    AGC now moves to impose discipline upon respondent in this state pursuant to Rules for Attorney Disciplinary Matters ( 22 NYCRR) § 1240.13 and Rules of the Appellate Division, Third Department (22 NYCRR) § 806.13 based upon the discipline imposed in New Jersey. Respondent opposes the motion, claiming that he was deprived of due process in the New Jersey disciplinary proceedings and that there was an infirmity of proof establishing his misconduct in that state (see Rules for Attorney Disciplinary Matters [ 22 NYCRR] § 1240.13 [b][1], [2] ), to which defenses AGC has submitted a reply with leave of the Court (see Rules of App.Div., 3d Dept [ 22 NYCRR] § 806.13 [c] ). We have also heard the parties at oral argument and considered their supplemental submissions.
    PAGE 1672
  10. State v. Dickey

    928 So. 2d 1193 (Fla. 2006)   Cited 75 times
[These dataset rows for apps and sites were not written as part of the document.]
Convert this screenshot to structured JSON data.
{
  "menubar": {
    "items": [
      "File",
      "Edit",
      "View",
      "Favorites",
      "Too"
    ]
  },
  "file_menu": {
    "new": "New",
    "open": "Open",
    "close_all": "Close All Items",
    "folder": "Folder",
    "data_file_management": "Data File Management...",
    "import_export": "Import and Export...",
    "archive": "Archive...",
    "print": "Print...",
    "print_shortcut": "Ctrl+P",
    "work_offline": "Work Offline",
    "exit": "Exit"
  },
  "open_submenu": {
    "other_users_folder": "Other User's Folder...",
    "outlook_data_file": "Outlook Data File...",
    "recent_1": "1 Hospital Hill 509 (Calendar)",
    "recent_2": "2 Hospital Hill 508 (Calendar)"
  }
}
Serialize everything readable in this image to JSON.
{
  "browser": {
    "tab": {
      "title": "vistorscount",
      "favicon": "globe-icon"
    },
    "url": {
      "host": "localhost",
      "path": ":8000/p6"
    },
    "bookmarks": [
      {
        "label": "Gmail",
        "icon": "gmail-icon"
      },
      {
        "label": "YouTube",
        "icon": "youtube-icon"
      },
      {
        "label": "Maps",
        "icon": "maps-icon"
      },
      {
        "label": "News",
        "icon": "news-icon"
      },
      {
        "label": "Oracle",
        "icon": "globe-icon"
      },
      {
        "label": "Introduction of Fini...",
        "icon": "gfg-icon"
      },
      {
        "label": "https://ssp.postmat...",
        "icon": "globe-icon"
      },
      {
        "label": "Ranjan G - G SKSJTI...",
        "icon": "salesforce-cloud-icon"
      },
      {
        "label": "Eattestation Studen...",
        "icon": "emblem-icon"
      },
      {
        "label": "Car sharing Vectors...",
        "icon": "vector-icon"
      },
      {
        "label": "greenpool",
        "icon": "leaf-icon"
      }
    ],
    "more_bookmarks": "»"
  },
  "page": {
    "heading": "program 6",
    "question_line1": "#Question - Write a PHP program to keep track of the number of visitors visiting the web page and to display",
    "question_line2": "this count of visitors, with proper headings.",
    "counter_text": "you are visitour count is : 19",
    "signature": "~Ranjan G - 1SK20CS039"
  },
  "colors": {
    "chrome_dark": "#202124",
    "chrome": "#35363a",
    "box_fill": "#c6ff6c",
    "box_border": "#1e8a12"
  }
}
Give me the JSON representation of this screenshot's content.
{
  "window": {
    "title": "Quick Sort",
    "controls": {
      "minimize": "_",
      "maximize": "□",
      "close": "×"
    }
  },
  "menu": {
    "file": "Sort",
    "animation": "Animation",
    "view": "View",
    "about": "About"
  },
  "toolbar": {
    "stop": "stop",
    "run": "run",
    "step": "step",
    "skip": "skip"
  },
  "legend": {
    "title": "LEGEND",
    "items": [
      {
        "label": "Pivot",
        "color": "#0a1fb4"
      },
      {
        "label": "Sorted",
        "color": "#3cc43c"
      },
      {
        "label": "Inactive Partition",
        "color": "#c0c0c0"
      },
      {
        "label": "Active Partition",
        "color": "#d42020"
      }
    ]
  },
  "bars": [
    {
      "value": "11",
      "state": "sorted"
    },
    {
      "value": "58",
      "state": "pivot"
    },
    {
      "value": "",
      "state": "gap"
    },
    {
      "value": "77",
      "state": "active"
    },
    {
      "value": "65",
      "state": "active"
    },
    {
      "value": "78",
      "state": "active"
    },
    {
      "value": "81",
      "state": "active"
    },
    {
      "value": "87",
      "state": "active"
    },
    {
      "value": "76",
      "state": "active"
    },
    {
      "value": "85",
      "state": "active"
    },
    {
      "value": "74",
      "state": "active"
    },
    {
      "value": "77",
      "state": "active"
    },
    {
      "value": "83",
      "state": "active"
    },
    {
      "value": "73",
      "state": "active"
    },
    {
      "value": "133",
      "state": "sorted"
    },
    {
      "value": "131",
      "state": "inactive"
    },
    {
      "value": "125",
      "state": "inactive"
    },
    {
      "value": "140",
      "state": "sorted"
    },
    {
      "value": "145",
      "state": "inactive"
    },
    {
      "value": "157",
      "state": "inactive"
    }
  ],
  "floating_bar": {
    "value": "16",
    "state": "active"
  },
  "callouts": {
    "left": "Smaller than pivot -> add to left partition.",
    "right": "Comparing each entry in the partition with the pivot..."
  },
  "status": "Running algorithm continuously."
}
    In February 1996, Herbert Dickey pled no contest to charges of criminal mischief and failure to appear, both third-degree felonies with statutory, five-year maximum sentences. See §§ 806.13(1)(b)(3), 843.15, Fla. Stat. (1995). After determining that the plea was voluntarily entered, the court accepted it and, pursuant to a plea agreement on the criminal mischief charge, withheld adjudication and sentenced Dickey to two years' probation, which would terminate early upon Dickey's paying restitution. On the failure-to-appear charge, the court also withheld adjudication and sentenced Dickey to a concurrent two-year probationary term.
    PAGE 1195